What is required: Starting with the first line, output the data exactly through to the end.
--*--
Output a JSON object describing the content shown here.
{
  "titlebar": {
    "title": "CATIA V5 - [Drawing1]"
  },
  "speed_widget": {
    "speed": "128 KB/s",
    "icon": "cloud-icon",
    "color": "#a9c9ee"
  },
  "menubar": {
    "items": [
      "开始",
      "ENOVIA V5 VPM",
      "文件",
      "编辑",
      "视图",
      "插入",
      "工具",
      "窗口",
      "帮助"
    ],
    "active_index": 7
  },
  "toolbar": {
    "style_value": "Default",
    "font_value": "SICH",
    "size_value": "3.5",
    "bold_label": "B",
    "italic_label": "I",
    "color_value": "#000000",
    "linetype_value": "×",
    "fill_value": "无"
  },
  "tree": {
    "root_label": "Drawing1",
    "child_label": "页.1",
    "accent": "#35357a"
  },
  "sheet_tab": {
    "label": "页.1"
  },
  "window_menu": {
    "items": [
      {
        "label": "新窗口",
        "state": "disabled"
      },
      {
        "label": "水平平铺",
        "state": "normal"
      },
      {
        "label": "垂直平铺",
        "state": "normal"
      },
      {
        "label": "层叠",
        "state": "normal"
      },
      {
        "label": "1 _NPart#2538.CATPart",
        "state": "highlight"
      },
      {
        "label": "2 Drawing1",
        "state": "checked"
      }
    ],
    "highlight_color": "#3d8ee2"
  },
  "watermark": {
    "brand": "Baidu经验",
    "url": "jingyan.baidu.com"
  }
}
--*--
Response below:
Output a JSON object describing the content shown here.
{
  "titlebar": {
    "title": "CATIA V5 - [Drawing1]"
  },
  "speed_widget": {
    "speed": "128 KB/s",
    "icon": "cloud-icon",
    "color": "#a9c9ee"
  },
  "menubar": {
    "items": [
      "开始",
      "ENOVIA V5 VPM",
      "文件",
      "编辑",
      "视图",
      "插入",
      "工具",
      "窗口",
      "帮助"
    ],
    "active_index": 7
  },
  "toolbar": {
    "style_value": "Default",
    "font_value": "SICH",
    "size_value": "3.5",
    "bold_label": "B",
    "italic_label": "I",
    "color_value": "#000000",
    "linetype_value": "×",
    "fill_value": "无"
  },
  "tree": {
    "root_label": "Drawing1",
    "child_label": "页.1",
    "accent": "#35357a"
  },
  "sheet_tab": {
    "label": "页.1"
  },
  "window_menu": {
    "items": [
      {
        "label": "新窗口",
        "state": "disabled"
      },
      {
        "label": "水平平铺",
        "state": "normal"
      },
      {
        "label": "垂直平铺",
        "state": "normal"
      },
      {
        "label": "层叠",
        "state": "normal"
      },
      {
        "label": "1 _NPart#2538.CATPart",
        "state": "highlight"
      },
      {
        "label": "2 Drawing1",
        "state": "checked"
      }
    ],
    "highlight_color": "#3d8ee2"
  },
  "watermark": {
    "brand": "Baidu经验",
    "url": "jingyan.baidu.com"
  }
}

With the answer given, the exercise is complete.